Economic Update 8-15-2022
- Economic data for the week included consumer price inflation coming in little changed on the headline side, while producer price inflation declined on a headline level. Consumer sentiment improved more than expected.
- Global equity markets rose sharply last week, as slowed inflation results led to positive sentiment. Bonds fared positively, with little change in rates, but tighter credit spreads. Commodities gained across the board, helped by a weaker dollar.
After a lackluster start to the week, U.S. stocks were up sharply on Wed. onward after the monthly CPI report showed a flattening in headline prices, and core CPI not getting significantly worse. The search by markets for an inflation peak translates directly to the path the Fed may take in upcoming meetings, such as whether the Sept. FOMC rate hike will be 0.75%, 0.50% (consensus base case), or 0.25%. From a technical standpoint, markets have upwardly retraced almost 50% of the early 2022 decline, which has generated more bullish sentiment. For the chartists out there, a key question has been whether an upward ‘breakout’ continues to take hold from this point. Every sector gained ground last week, led by energy, materials, and financials, all gaining over 5%. Defensive sectors consumer staples and health care lagged with gains under 2%. Real estate rose over 4% on the week as well.
The Inflation Reduction Act, a slimmed-down version of the earlier Build Back Better, has made its way through Congress, with little market reaction. This is despite the 15% minimum tax on company profits (although some important exemptions persist, resulting in lowered revenue estimates), a 1% excise tax on stock buybacks, and an increase in IRS tax enforcement efforts. These were far less severe than earlier proposals, so perhaps the magnitude was a bit of a relief. Of course, questions from tax and revenue experts surface which question the viability of those particular focal points.

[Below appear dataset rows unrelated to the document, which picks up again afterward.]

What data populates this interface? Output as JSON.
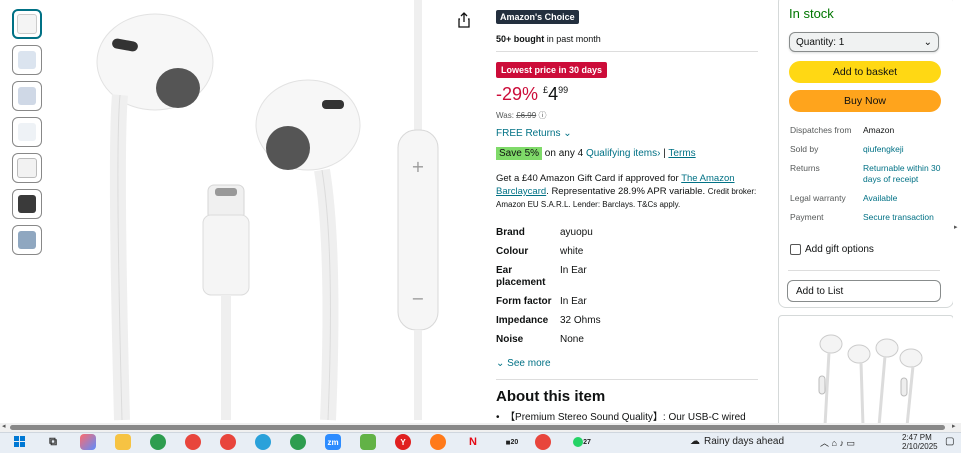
{
  "colors": {
    "accent": "#007185",
    "deal": "#cc0c39",
    "stock": "#007600",
    "basket": "#ffd814",
    "buy": "#ffa41c"
  },
  "product": {
    "choice_badge": "Amazon's Choice",
    "bought_bold": "50+ bought",
    "bought_rest": " in past month",
    "deal_badge": "Lowest price in 30 days",
    "discount": "-29%",
    "currency": "£",
    "price_whole": "4",
    "price_fraction": "99",
    "was_label": "Was:",
    "was_price": "£6.99",
    "free_returns": "FREE Returns",
    "save_badge": "Save 5%",
    "save_rest": " on any 4 ",
    "qualifying": "Qualifying items",
    "qualifying_sep": " | ",
    "terms": "Terms",
    "giftcard_text1": "Get a £40 Amazon Gift Card if approved for ",
    "giftcard_link": "The Amazon Barclaycard",
    "giftcard_text2": ". Representative 28.9% APR variable. ",
    "giftcard_small": "Credit broker: Amazon EU S.A.R.L. Lender: Barclays. T&Cs apply.",
    "specs": [
      {
        "k": "Brand",
        "v": "ayuopu"
      },
      {
        "k": "Colour",
        "v": "white"
      },
      {
        "k": "Ear placement",
        "v": "In Ear"
      },
      {
        "k": "Form factor",
        "v": "In Ear"
      },
      {
        "k": "Impedance",
        "v": "32 Ohms"
      },
      {
        "k": "Noise",
        "v": "None"
      }
    ],
    "see_more": "See more",
    "about_title": "About this item",
    "bullet1": "【Premium Stereo Sound Quality】: Our USB-C wired"
  },
  "buybox": {
    "in_stock": "In stock",
    "quantity": "Quantity: 1",
    "add_to_basket": "Add to basket",
    "buy_now": "Buy Now",
    "info": [
      {
        "k": "Dispatches from",
        "v": "Amazon",
        "link": false
      },
      {
        "k": "Sold by",
        "v": "qiufengkeji",
        "link": true
      },
      {
        "k": "Returns",
        "v": "Returnable within 30 days of receipt",
        "link": true
      },
      {
        "k": "Legal warranty",
        "v": "Available",
        "link": true
      },
      {
        "k": "Payment",
        "v": "Secure transaction",
        "link": true
      }
    ],
    "add_gift": "Add gift options",
    "add_to_list": "Add to List"
  },
  "taskbar": {
    "weather": "Rainy days ahead",
    "time": "2:47 PM",
    "date": "2/10/2025",
    "badges": {
      "teams": "20",
      "whatsapp": "27"
    }
  }
}
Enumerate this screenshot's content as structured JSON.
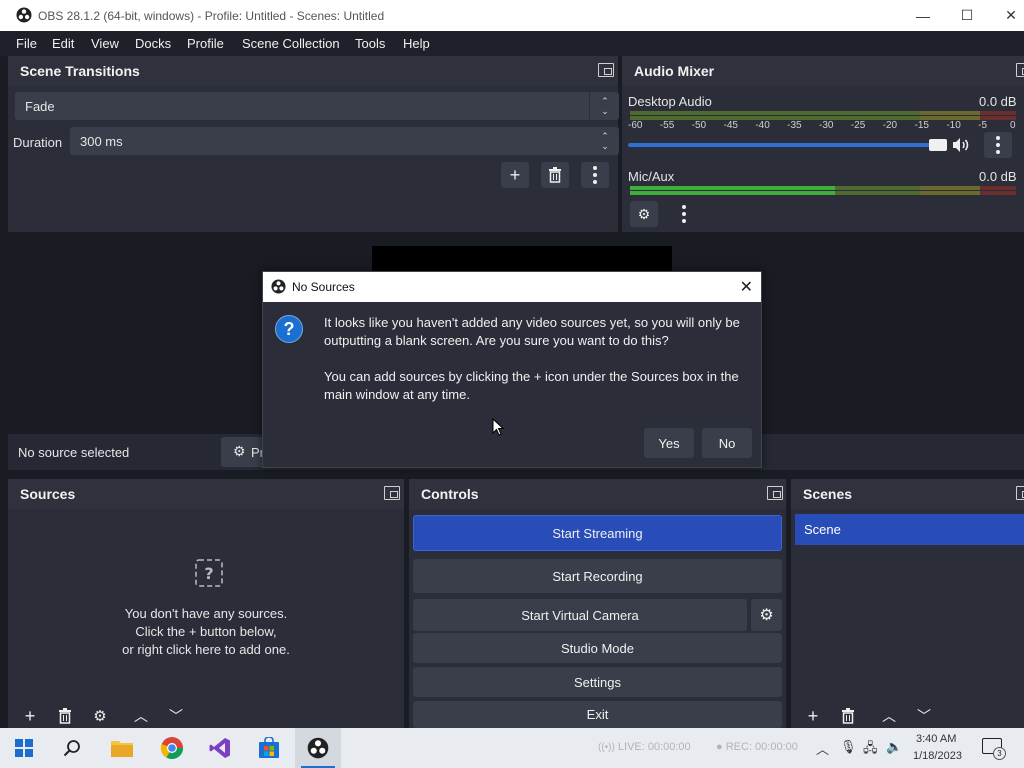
{
  "window": {
    "title": "OBS 28.1.2 (64-bit, windows) - Profile: Untitled - Scenes: Untitled",
    "minimize": "—",
    "maximize": "☐",
    "close": "✕"
  },
  "menu": [
    "File",
    "Edit",
    "View",
    "Docks",
    "Profile",
    "Scene Collection",
    "Tools",
    "Help"
  ],
  "scene_transitions": {
    "title": "Scene Transitions",
    "transition": "Fade",
    "duration_label": "Duration",
    "duration_value": "300 ms",
    "add": "+"
  },
  "audio_mixer": {
    "title": "Audio Mixer",
    "channels": [
      {
        "name": "Desktop Audio",
        "level": "0.0 dB",
        "volume": 1.0
      },
      {
        "name": "Mic/Aux",
        "level": "0.0 dB"
      }
    ],
    "scale": [
      "-60",
      "-55",
      "-50",
      "-45",
      "-40",
      "-35",
      "-30",
      "-25",
      "-20",
      "-15",
      "-10",
      "-5",
      "0"
    ]
  },
  "preview": {
    "status": "No source selected",
    "properties_label": "Pr"
  },
  "sources": {
    "title": "Sources",
    "empty_line1": "You don't have any sources.",
    "empty_line2": "Click the + button below,",
    "empty_line3": "or right click here to add one.",
    "add": "+"
  },
  "controls": {
    "title": "Controls",
    "start_streaming": "Start Streaming",
    "start_recording": "Start Recording",
    "start_virtual_camera": "Start Virtual Camera",
    "studio_mode": "Studio Mode",
    "settings": "Settings",
    "exit": "Exit"
  },
  "scenes": {
    "title": "Scenes",
    "items": [
      "Scene"
    ],
    "add": "+"
  },
  "dialog": {
    "title": "No Sources",
    "message1": "It looks like you haven't added any video sources yet, so you will only be outputting a blank screen. Are you sure you want to do this?",
    "message2": "You can add sources by clicking the + icon under the Sources box in the main window at any time.",
    "yes": "Yes",
    "no": "No",
    "close": "✕",
    "icon_glyph": "?"
  },
  "taskbar": {
    "live": "LIVE: 00:00:00",
    "rec": "REC: 00:00:00",
    "time": "3:40 AM",
    "date": "1/18/2023",
    "notification_count": "3"
  },
  "colors": {
    "accent": "#284cb8",
    "dialog_icon": "#1a6fd1",
    "meter_green": "#4f8a2a",
    "meter_red": "#8a2a2a"
  }
}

For instance, buybacks have been seen for years as a ‘negative’, since they represent cash that could be used for dividends or capex spending. However, on net they’ve added value to shareholders (through raising of EPS) as opposed to other potentially more wasteful uses of corporate cash (bad acquisitions).
Foreign stocks fared similar to U.S. equities in both developed and emerging markets, with relief over U.S. inflation results. European nations noted that tax and emergency relief would be made available in efforts to combat inflation and gas price pressures, while industrial production continued to grow. EM results were led by commodity-oriented Brazil, Mexico, and South Africa, while Chinese stocks were little changed.
U.S. bonds were mixed to higher, with minimal change in treasury yields but tighter credit spreads, which led to gains in corporates. Foreign bonds fared positively, due to a weekly decline in the dollar.
Commodities gained ground across the board last week, with energy and agriculture leading. The price of crude oil rose by over 3% to $92/barrel, while natural gas futures prices rose by another 9% (up over 130% year-to-date). Gasoline prices rose as well, although they’re down -10% over the last month, correcting further than other petroleum products. This appeared to improve the mood, via consumer sentiment and in other asset classes.
|Period ending 8/12/2022||1 Week (%)||YTD (%)|
|Bloomberg U.S. Aggregate||0.24||-8.89|
|U.S. Treasury Yields||3 Mo.||2 Yr.||5 Yr.||10 Yr.||30 Yr.|
Sources: LSA Portfolio Analytics, American Association for Individual Investors (AAII), Associated Press, Barclays Capital, Bloomberg, Deutsche Bank, FactSet, Financial Times, Goldman Sachs, JPMorgan Asset Management, Kiplinger’s, Marketfield Asset Management, Minyanville, Morgan Stanley, MSCI, Morningstar, Northern Trust, Oppenheimer Funds, Payden & Rygel, PIMCO, Rafferty Capital Markets, LLC, Schroder’s, Standard & Poor’s, The Conference Board, Thomson Reuters, U.S. Bureau of Economic Analysis, U.S. Federal Reserve, Wells Capital Management, Yahoo!, Zacks Investment Research. Index performance is shown as total return, which includes dividends, with the exception of MSCI-EM, which is quoted as price return/excluding dividends. Performance for the MSCI-EAFE and MSCI-EM indexes is quoted in U.S. Dollar investor terms.
The information above has been obtained from sources considered reliable, but no representation is made as to its completeness, accuracy or timeliness. All information and opinions expressed are subject to change without notice. Information provided in this report is not intended to be, and should not be construed as, investment, legal or tax advice; and does not constitute an offer, or a solicitation of any offer, to buy or sell any security, investment or other product.